There is a loophole in the law, Gillybob. In the Sunday Times today it’s says they will be closing it, but too late to keep him in prison

Oldwoman70 Sun 21-Oct-18 09:34:16

I understand he is now planning to sue the government (using legal aid of course) because the restrictions on him breach his "human rights". Isn't it strange how he is very quick to demand his rights yet supports Isis which seeks to deny rights to others

gillybob Sun 21-Oct-18 09:41:42

Thank you Humbertbear

And no doubt some scum lawyer will be only too pleased to take it on ££££££ oldwoman70

TerriBull Sun 21-Oct-18 09:57:06

I gather he was born and raised in Kent and spent his youth indulging in every vice known to man. He also qualified as a solicitor but has spent most of his adult life on benefits. Not only a total waste of space but an ongoing threat to the public. On the news a couple of days ago, one Muslim man was furious he had been released, commenting he had destroyed many families and caused much grief and heartache.

Willow10 Sun 21-Oct-18 11:22:17

It's baffles me that someone who was born and raised, housed, fed and educated in this country, has such hatred for their own people. He's never contributed anything positive to society yet can continue to sponge of our taxes and still spout his 'rights' as a British citizen. I wish they could lock up him and all those like him and throw away the key. We are far too soft on these vile individuals.

Iam64 Sun 21-Oct-18 12:07:35

He's probably a psychopath Willow10, at least that was my immediate thought on reading your post.

He is definitely a menace and I'm not ashamed to say I resent my taxes being used to fund his lifestyle. What we do about it, is beyond me. If we stop his benefits, that sets a precedent for stopping the benefits of any non conformist. Given the difficulties ordinary folks have in getting legal aid, surely there must be a way the Courts can refuse his application for legal aid>

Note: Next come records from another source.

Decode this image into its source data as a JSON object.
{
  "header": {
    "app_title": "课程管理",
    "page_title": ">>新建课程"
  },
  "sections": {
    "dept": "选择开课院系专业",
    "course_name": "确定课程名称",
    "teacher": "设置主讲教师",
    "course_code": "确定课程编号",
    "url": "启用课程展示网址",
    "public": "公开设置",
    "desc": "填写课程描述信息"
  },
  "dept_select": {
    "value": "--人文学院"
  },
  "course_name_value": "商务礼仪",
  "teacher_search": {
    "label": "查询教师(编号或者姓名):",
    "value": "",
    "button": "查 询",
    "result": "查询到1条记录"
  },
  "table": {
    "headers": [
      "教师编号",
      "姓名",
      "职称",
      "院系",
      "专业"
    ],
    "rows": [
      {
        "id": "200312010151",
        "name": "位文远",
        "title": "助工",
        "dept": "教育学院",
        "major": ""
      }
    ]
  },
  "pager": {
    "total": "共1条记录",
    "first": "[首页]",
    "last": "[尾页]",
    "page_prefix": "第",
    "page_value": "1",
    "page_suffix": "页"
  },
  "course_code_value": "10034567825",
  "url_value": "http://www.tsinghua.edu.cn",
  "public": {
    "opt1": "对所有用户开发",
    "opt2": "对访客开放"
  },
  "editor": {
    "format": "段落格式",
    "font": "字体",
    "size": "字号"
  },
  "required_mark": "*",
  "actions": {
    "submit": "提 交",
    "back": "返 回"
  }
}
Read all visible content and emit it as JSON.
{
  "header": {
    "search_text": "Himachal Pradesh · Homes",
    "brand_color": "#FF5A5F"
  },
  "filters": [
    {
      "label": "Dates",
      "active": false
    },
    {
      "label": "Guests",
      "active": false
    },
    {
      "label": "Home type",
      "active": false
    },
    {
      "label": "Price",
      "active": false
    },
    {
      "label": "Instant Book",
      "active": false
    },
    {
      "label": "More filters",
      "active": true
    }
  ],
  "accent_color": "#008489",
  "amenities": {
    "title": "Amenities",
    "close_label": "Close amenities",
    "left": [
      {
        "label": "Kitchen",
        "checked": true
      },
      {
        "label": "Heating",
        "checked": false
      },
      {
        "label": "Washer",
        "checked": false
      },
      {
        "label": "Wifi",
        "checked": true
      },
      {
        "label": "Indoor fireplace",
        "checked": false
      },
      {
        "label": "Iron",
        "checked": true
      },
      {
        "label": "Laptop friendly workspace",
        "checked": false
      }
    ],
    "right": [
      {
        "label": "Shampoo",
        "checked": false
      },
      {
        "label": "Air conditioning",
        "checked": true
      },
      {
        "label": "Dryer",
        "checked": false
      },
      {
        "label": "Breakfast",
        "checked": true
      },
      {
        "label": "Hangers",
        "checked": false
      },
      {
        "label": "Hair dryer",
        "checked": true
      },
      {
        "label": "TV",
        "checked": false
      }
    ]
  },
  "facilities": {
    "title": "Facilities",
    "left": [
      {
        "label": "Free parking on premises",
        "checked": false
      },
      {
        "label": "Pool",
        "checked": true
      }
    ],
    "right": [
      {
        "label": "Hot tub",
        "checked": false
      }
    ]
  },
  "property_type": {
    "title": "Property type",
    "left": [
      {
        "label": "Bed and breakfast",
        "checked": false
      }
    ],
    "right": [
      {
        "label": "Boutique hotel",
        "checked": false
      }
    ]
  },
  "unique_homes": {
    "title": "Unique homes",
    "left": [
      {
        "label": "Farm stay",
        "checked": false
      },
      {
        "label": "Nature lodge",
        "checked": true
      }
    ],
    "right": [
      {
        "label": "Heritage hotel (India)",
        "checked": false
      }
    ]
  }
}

nigglynellie Sun 21-Oct-18 12:50:00

Tbh, I'm speechless that this appalling person has been released from Prison. He's just a horrible horrible creature! How on earth can the families whose lives he's ruined be feeling? We the tax payer are expected to keep him!, despite the fact that he would murder us all given the chance, trying to sue the government at our expense! I despair!

POGS Sun 21-Oct-18 13:43:26

It just shows the weakness countries like ours have adopted.

It just shows the ridiculous sentencing countries like ours have adopted.

It just begs the question what deterrent is there when countries like ours have adopted such weakness to protect the country and it's citizens?

Rosina Sun 21-Oct-18 16:13:35

A person with clout - perhaps a Minister? - please !! needs to demonstrate some backbone and start tough legislation to change this insane situation. Emergency laws can be passed quickly - this has been demonstrated; there is precedent. There should also be no option for this man to start legal action, unless he is funding it himself. I have known people desperate for justice, who have been refused legal aid - how does this person get funding, and repeatedly?

Rosina Sun 21-Oct-18 16:18:53

I meant to add that Judges can refuse the right to appeal; why did the Judge here not say that he could not appeal the conditions of his release? Another option would be for him to have had to agree to those conditions before release. Whilst my knowledge of law is obviously very flimsy and amateur, and largely the result of 'googling', this has been left wide open for him to start yet another legal wrangle at taxpayers expense.

nigglynellie Sun 21-Oct-18 17:07:55

Do you know, I begin to think ,what with one thing and another that this country deserves everything it gets! except of course it's the poor people on the receiving end of our absurd, liberal to the point of idiocy, laws that deeply affect them who suffer - never subservient politicians though!!

Baggs Sun 21-Oct-18 17:12:45

I think keeping someone like this safe from a lynch mob is actually a good, strong thing about our country.

It's on the same plane as the presumption of innocence until guilt is proven—principled.

The problem is really that, as the law stands, he could not be kept in prison for a much longer time for what he did. I think there is a move in government to make the law more robust and punishments more in keeping with the crime.

PECS Sun 21-Oct-18 17:29:02

With uou on that sentiment Baggs